* EXERCISE
Filter the data below for the string "heading" and copy each matching line.
*** Block opens ***
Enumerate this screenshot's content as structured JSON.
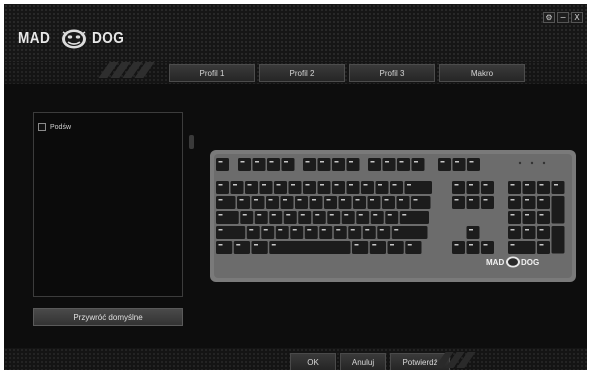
{
  "header": {
    "logo_left": "MAD",
    "logo_right": "DOG",
    "window_buttons": [
      "⚙",
      "−",
      "X"
    ]
  },
  "tabs": [
    "Profil 1",
    "Profil 2",
    "Profil 3",
    "Makro"
  ],
  "left_panel": {
    "option_label": "Podśw"
  },
  "restore_button": "Przywróć domyślne",
  "keyboard": {
    "logo_left": "MAD",
    "logo_right": "DOG"
  },
  "bottom_buttons": {
    "ok": "OK",
    "cancel": "Anuluj",
    "confirm": "Potwierdź"
  },
  "colors": {
    "background": "#0d0d0d",
    "keyboard_plate": "#7a7a7a",
    "key": "#1c1c1c",
    "key_legend": "#c8c8c8"
  }
}
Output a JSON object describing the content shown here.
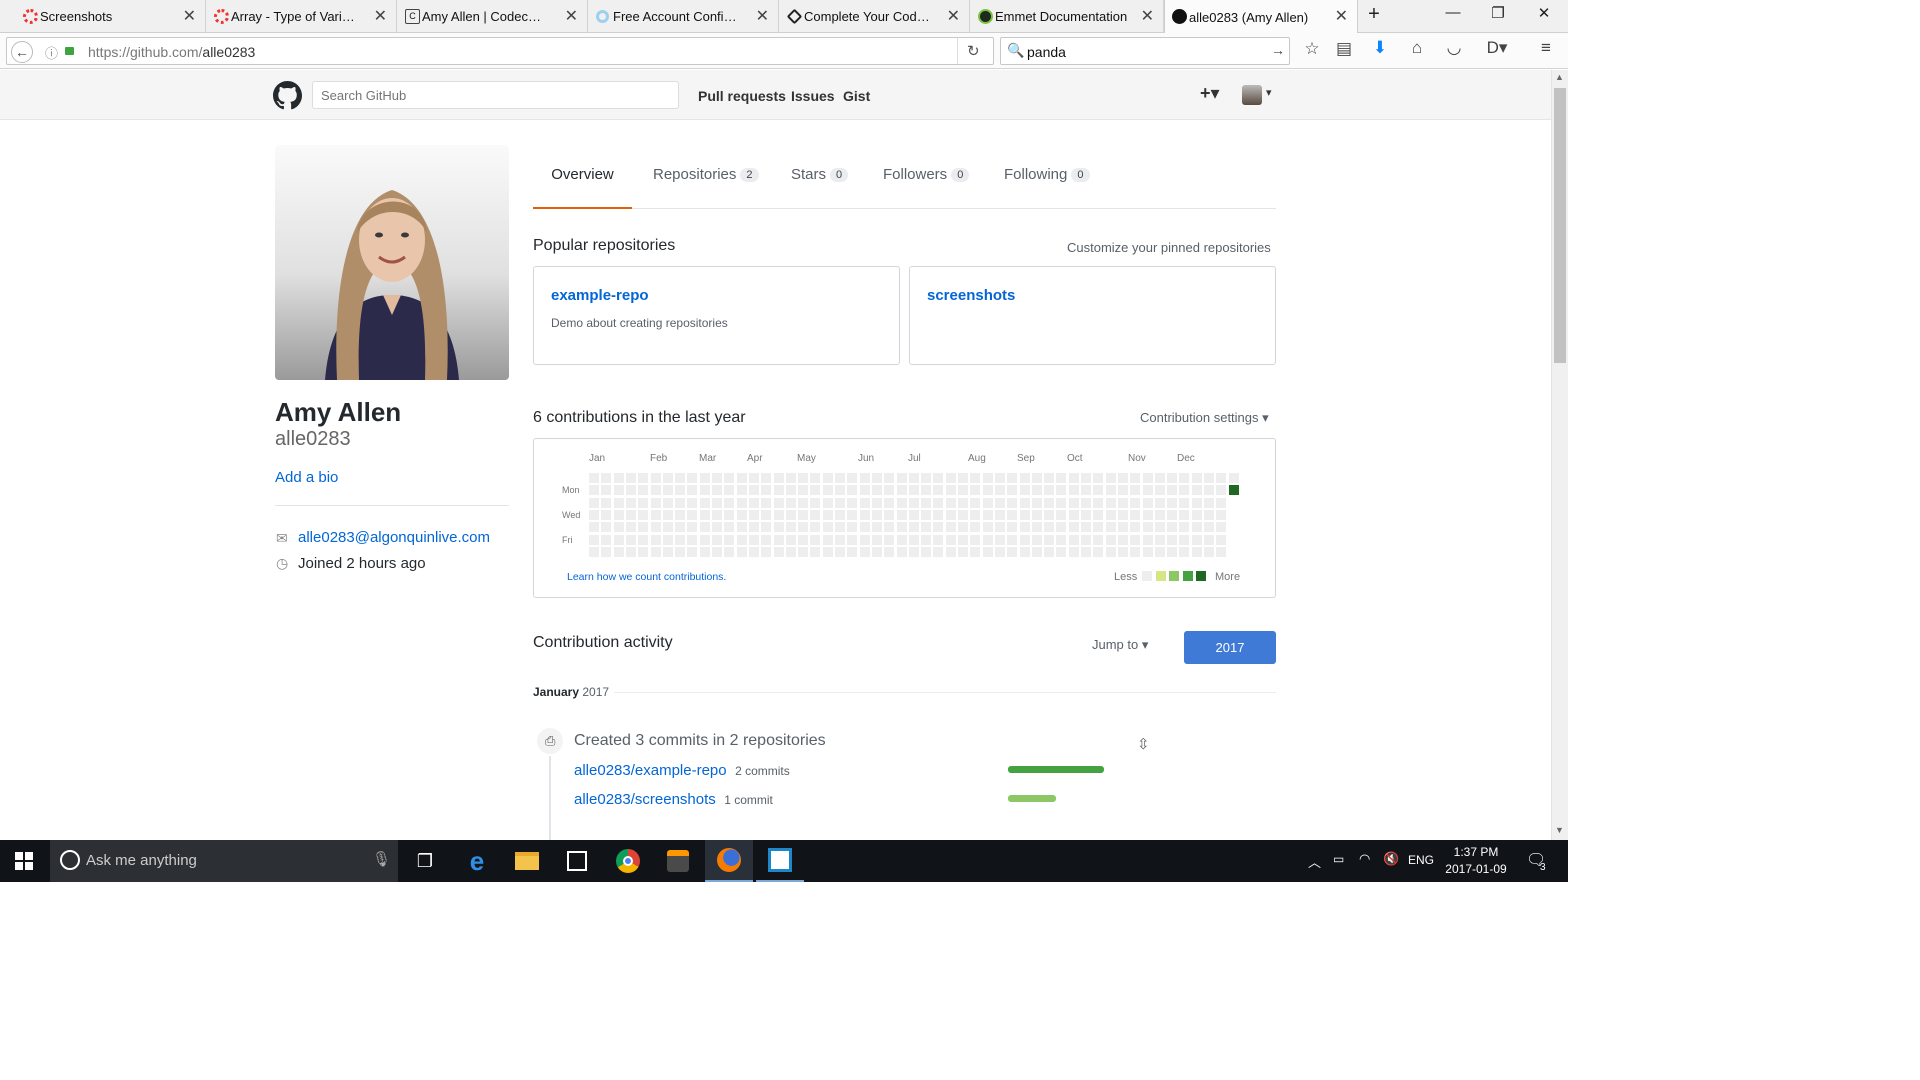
{
  "browser": {
    "tabs": [
      {
        "label": "Screenshots",
        "fav": "#e33",
        "x": 0
      },
      {
        "label": "Array - Type of Varia...",
        "fav": "#e33",
        "x": 0
      },
      {
        "label": "Amy Allen | Codecad...",
        "fav": "#333",
        "x": 0
      },
      {
        "label": "Free Account Confirm...",
        "fav": "#3a9fd8",
        "x": 0
      },
      {
        "label": "Complete Your Code...",
        "fav": "#222",
        "x": 0
      },
      {
        "label": "Emmet Documentation",
        "fav": "#333",
        "x": 0
      },
      {
        "label": "alle0283 (Amy Allen)",
        "fav": "#111",
        "x": 0
      }
    ],
    "new_tab": "+",
    "url_host": "https://github.com/",
    "url_path": "alle0283",
    "search_value": "panda"
  },
  "github": {
    "search_placeholder": "Search GitHub",
    "nav": {
      "pulls": "Pull requests",
      "issues": "Issues",
      "gist": "Gist"
    },
    "plus": "+▾"
  },
  "profile": {
    "fullname": "Amy Allen",
    "username": "alle0283",
    "add_bio": "Add a bio",
    "email": "alle0283@algonquinlive.com",
    "joined": "Joined 2 hours ago"
  },
  "tabs": {
    "overview": "Overview",
    "repositories": "Repositories",
    "repositories_count": "2",
    "stars": "Stars",
    "stars_count": "0",
    "followers": "Followers",
    "followers_count": "0",
    "following": "Following",
    "following_count": "0"
  },
  "popular": {
    "heading": "Popular repositories",
    "customize": "Customize your pinned repositories",
    "repos": [
      {
        "name": "example-repo",
        "desc": "Demo about creating repositories"
      },
      {
        "name": "screenshots",
        "desc": ""
      }
    ]
  },
  "contributions": {
    "heading": "6 contributions in the last year",
    "settings": "Contribution settings ▾",
    "months": [
      "Jan",
      "Feb",
      "Mar",
      "Apr",
      "May",
      "Jun",
      "Jul",
      "Aug",
      "Sep",
      "Oct",
      "Nov",
      "Dec"
    ],
    "days": [
      "Mon",
      "Wed",
      "Fri"
    ],
    "learn": "Learn how we count contributions.",
    "less": "Less",
    "more": "More",
    "legend_colors": [
      "#eeeeee",
      "#d6e685",
      "#8cc665",
      "#44a340",
      "#1e6823"
    ],
    "active_color": "#1e6823"
  },
  "activity": {
    "heading": "Contribution activity",
    "jump": "Jump to ▾",
    "year": "2017",
    "month": "January",
    "month_year": "2017",
    "summary": "Created 3 commits in 2 repositories",
    "items": [
      {
        "repo": "alle0283/example-repo",
        "count": "2 commits",
        "fraction": 1.0,
        "color": "#44a340"
      },
      {
        "repo": "alle0283/screenshots",
        "count": "1 commit",
        "fraction": 0.5,
        "color": "#8cc665"
      }
    ]
  },
  "taskbar": {
    "search": "Ask me anything",
    "lang": "ENG",
    "time": "1:37 PM",
    "date": "2017-01-09",
    "notif_count": "3"
  }
}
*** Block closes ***
* EXPECTED ANSWER
    "heading": "Popular repositories",
    "heading": "6 contributions in the last year",
    "heading": "Contribution activity",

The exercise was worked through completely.